*** RECORDED DATA ***
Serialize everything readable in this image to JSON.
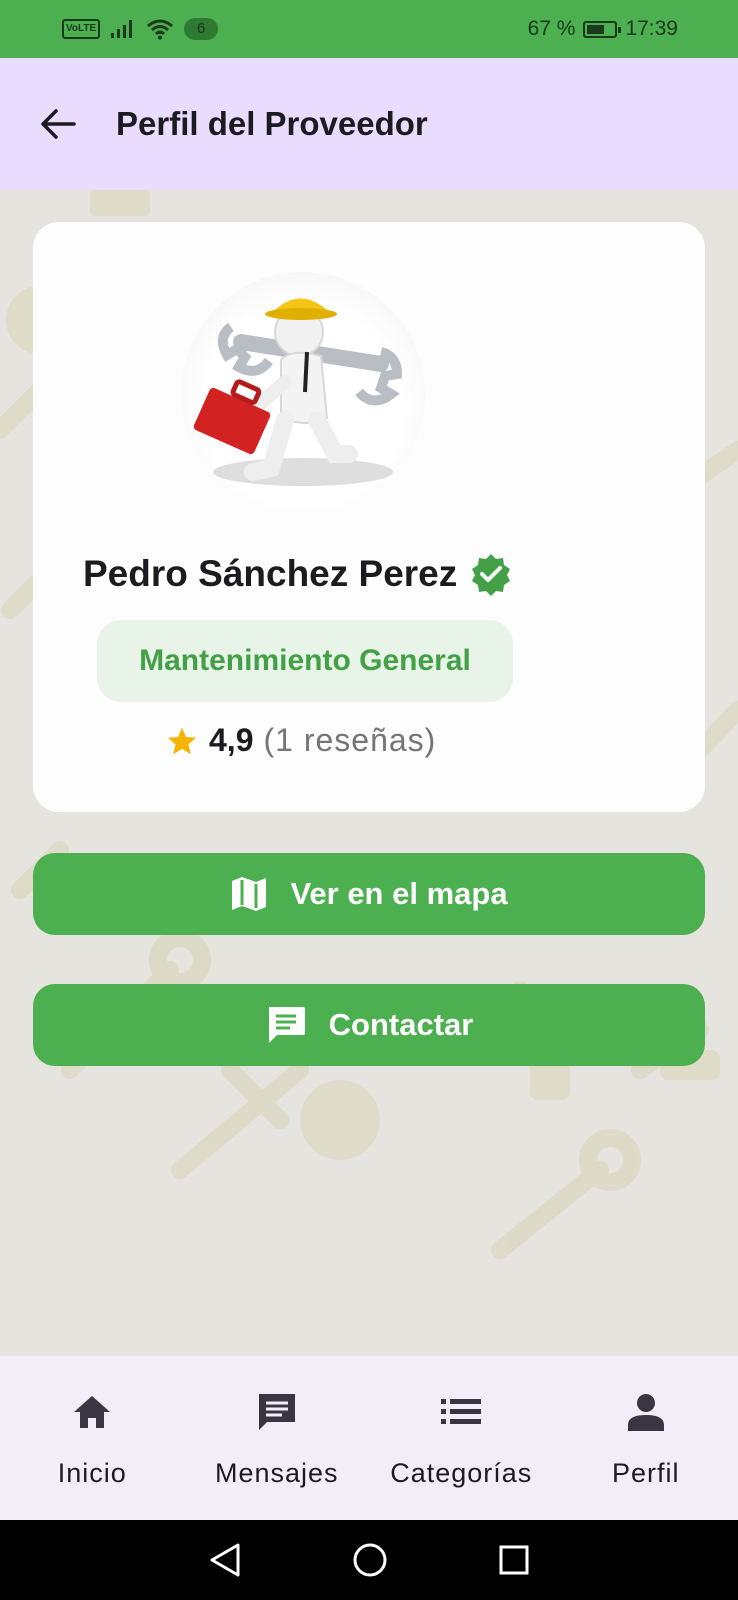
{
  "status_bar": {
    "volte": "VoLTE",
    "sim_badge": "6",
    "battery_percent": "67 %",
    "battery_level": 0.67,
    "time": "17:39"
  },
  "app_bar": {
    "title": "Perfil del Proveedor",
    "back_icon": "arrow-back-icon"
  },
  "profile": {
    "name": "Pedro Sánchez Perez",
    "verified_icon": "verified-badge-icon",
    "category": "Mantenimiento General",
    "rating": "4,9",
    "reviews": "(1 reseñas)",
    "rating_value": 4.9
  },
  "actions": {
    "map_label": "Ver en el mapa",
    "map_icon": "map-icon",
    "contact_label": "Contactar",
    "contact_icon": "chat-icon"
  },
  "bottom_nav": {
    "items": [
      {
        "label": "Inicio",
        "icon": "home-icon"
      },
      {
        "label": "Mensajes",
        "icon": "message-icon"
      },
      {
        "label": "Categorías",
        "icon": "list-icon"
      },
      {
        "label": "Perfil",
        "icon": "person-icon"
      }
    ]
  },
  "colors": {
    "primary_green": "#4caf50",
    "app_bar": "#eadcff",
    "chip_background": "#e8f4e8",
    "star": "#f5b400",
    "bottom_nav": "#f3edf7"
  }
}
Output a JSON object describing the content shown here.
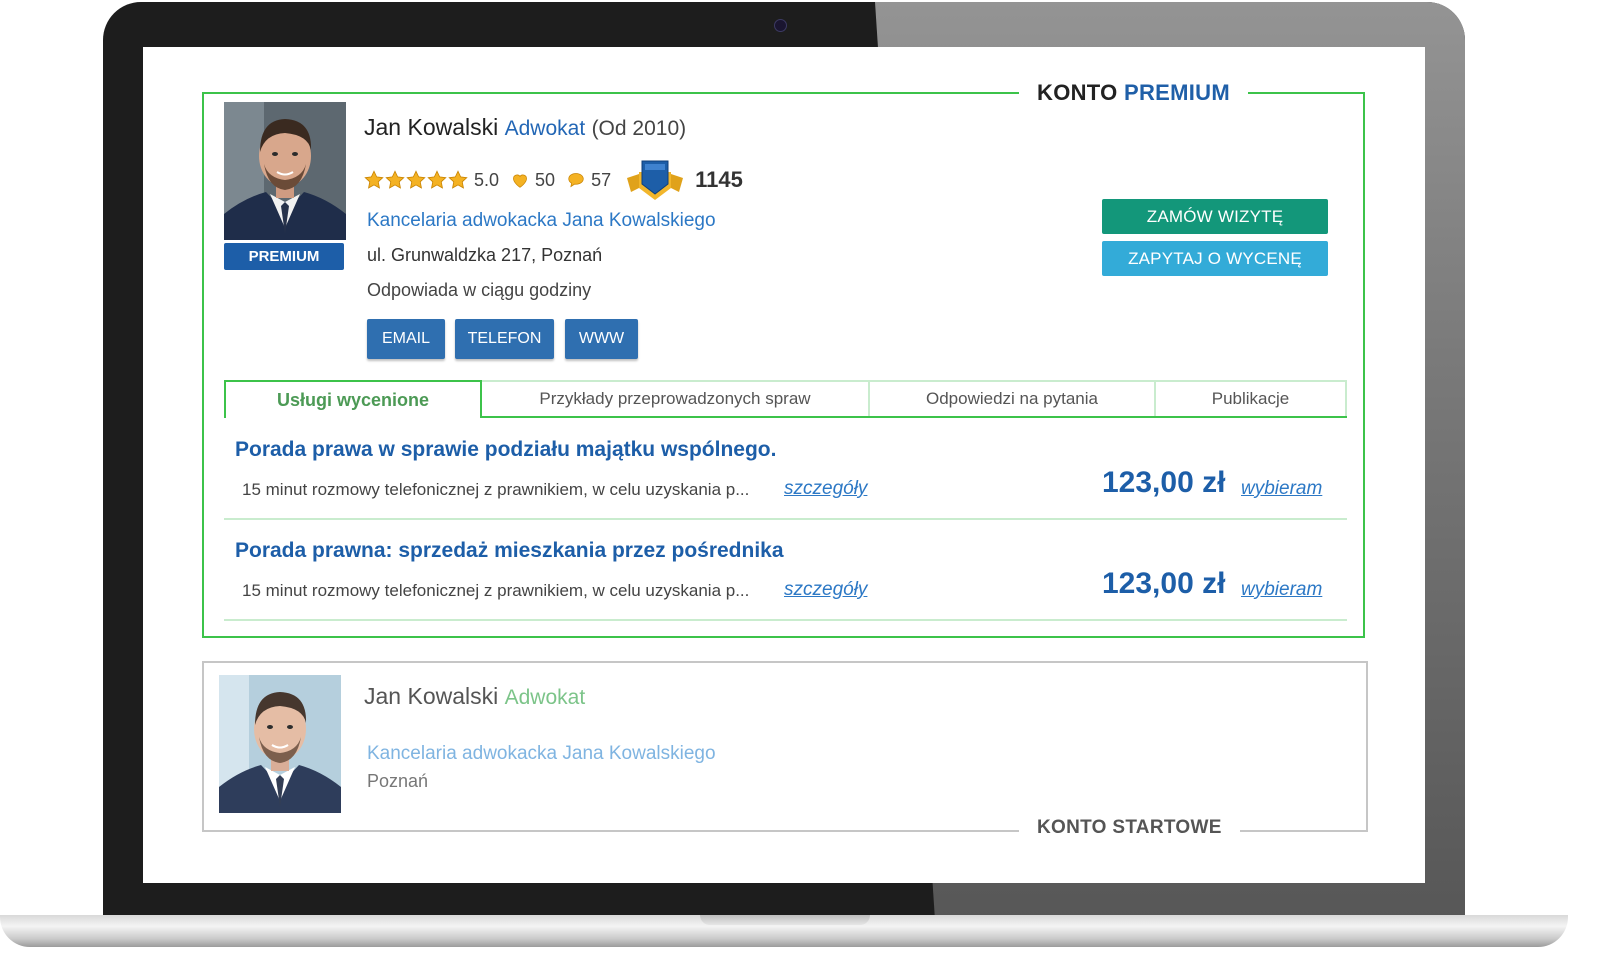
{
  "premium": {
    "label_prefix": "KONTO",
    "label_accent": "PREMIUM",
    "badge": "PREMIUM",
    "name": "Jan Kowalski",
    "role": "Adwokat",
    "since": "(Od 2010)",
    "rating": "5.0",
    "likes": "50",
    "comments": "57",
    "points": "1145",
    "firm": "Kancelaria adwokacka Jana Kowalskiego",
    "address": "ul. Grunwaldzka 217, Poznań",
    "response": "Odpowiada w ciągu godziny",
    "buttons": {
      "email": "EMAIL",
      "phone": "TELEFON",
      "www": "WWW"
    },
    "cta": {
      "visit": "ZAMÓW WIZYTĘ",
      "quote": "ZAPYTAJ O WYCENĘ"
    },
    "tabs": [
      {
        "label": "Usługi wycenione",
        "active": true
      },
      {
        "label": "Przykłady przeprowadzonych spraw",
        "active": false
      },
      {
        "label": "Odpowiedzi na pytania",
        "active": false
      },
      {
        "label": "Publikacje",
        "active": false
      }
    ],
    "services": [
      {
        "title": "Porada prawa w sprawie podziału majątku wspólnego.",
        "description": "15 minut rozmowy telefonicznej z prawnikiem, w celu uzyskania p...",
        "details": "szczegóły",
        "price": "123,00 zł",
        "choose": "wybieram"
      },
      {
        "title": "Porada prawna: sprzedaż mieszkania przez pośrednika",
        "description": "15 minut rozmowy telefonicznej z prawnikiem, w celu uzyskania p...",
        "details": "szczegóły",
        "price": "123,00 zł",
        "choose": "wybieram"
      }
    ]
  },
  "starter": {
    "label": "KONTO STARTOWE",
    "name": "Jan Kowalski",
    "role": "Adwokat",
    "firm": "Kancelaria adwokacka Jana Kowalskiego",
    "city": "Poznań"
  },
  "icons": {
    "star": "star-icon",
    "like": "heart-icon",
    "comment": "speech-bubble-icon",
    "shield": "shield-icon",
    "camera": "camera-icon"
  },
  "colors": {
    "premium_border": "#3cc34a",
    "brand_blue": "#1d5ea8",
    "link_blue": "#2c78c5",
    "cta_green": "#13977a",
    "cta_blue": "#33abd8",
    "starter_border": "#c6c6c6"
  }
}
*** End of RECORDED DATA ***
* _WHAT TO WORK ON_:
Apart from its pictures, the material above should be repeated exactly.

* _WRITTEN SOLUTION_:
Serialize everything readable in this image to JSON.
{
  "status_bar": {
    "volte": "VoLTE",
    "sim_badge": "6",
    "battery_percent": "67 %",
    "battery_level": 0.67,
    "time": "17:39"
  },
  "app_bar": {
    "title": "Perfil del Proveedor",
    "back_icon": "arrow-back-icon"
  },
  "profile": {
    "name": "Pedro Sánchez Perez",
    "verified_icon": "verified-badge-icon",
    "category": "Mantenimiento General",
    "rating": "4,9",
    "reviews": "(1 reseñas)",
    "rating_value": 4.9
  },
  "actions": {
    "map_label": "Ver en el mapa",
    "map_icon": "map-icon",
    "contact_label": "Contactar",
    "contact_icon": "chat-icon"
  },
  "bottom_nav": {
    "items": [
      {
        "label": "Inicio",
        "icon": "home-icon"
      },
      {
        "label": "Mensajes",
        "icon": "message-icon"
      },
      {
        "label": "Categorías",
        "icon": "list-icon"
      },
      {
        "label": "Perfil",
        "icon": "person-icon"
      }
    ]
  },
  "colors": {
    "primary_green": "#4caf50",
    "app_bar": "#eadcff",
    "chip_background": "#e8f4e8",
    "star": "#f5b400",
    "bottom_nav": "#f3edf7"
  }
}
Output a JSON object describing the content shown here.
{
  "premium": {
    "label_prefix": "KONTO",
    "label_accent": "PREMIUM",
    "badge": "PREMIUM",
    "name": "Jan Kowalski",
    "role": "Adwokat",
    "since": "(Od 2010)",
    "rating": "5.0",
    "likes": "50",
    "comments": "57",
    "points": "1145",
    "firm": "Kancelaria adwokacka Jana Kowalskiego",
    "address": "ul. Grunwaldzka 217, Poznań",
    "response": "Odpowiada w ciągu godziny",
    "buttons": {
      "email": "EMAIL",
      "phone": "TELEFON",
      "www": "WWW"
    },
    "cta": {
      "visit": "ZAMÓW WIZYTĘ",
      "quote": "ZAPYTAJ O WYCENĘ"
    },
    "tabs": [
      {
        "label": "Usługi wycenione",
        "active": true
      },
      {
        "label": "Przykłady przeprowadzonych spraw",
        "active": false
      },
      {
        "label": "Odpowiedzi na pytania",
        "active": false
      },
      {
        "label": "Publikacje",
        "active": false
      }
    ],
    "services": [
      {
        "title": "Porada prawa w sprawie podziału majątku wspólnego.",
        "description": "15 minut rozmowy telefonicznej z prawnikiem, w celu uzyskania p...",
        "details": "szczegóły",
        "price": "123,00 zł",
        "choose": "wybieram"
      },
      {
        "title": "Porada prawna: sprzedaż mieszkania przez pośrednika",
        "description": "15 minut rozmowy telefonicznej z prawnikiem, w celu uzyskania p...",
        "details": "szczegóły",
        "price": "123,00 zł",
        "choose": "wybieram"
      }
    ]
  },
  "starter": {
    "label": "KONTO STARTOWE",
    "name": "Jan Kowalski",
    "role": "Adwokat",
    "firm": "Kancelaria adwokacka Jana Kowalskiego",
    "city": "Poznań"
  },
  "icons": {
    "star": "star-icon",
    "like": "heart-icon",
    "comment": "speech-bubble-icon",
    "shield": "shield-icon",
    "camera": "camera-icon"
  },
  "colors": {
    "premium_border": "#3cc34a",
    "brand_blue": "#1d5ea8",
    "link_blue": "#2c78c5",
    "cta_green": "#13977a",
    "cta_blue": "#33abd8",
    "starter_border": "#c6c6c6"
  }
}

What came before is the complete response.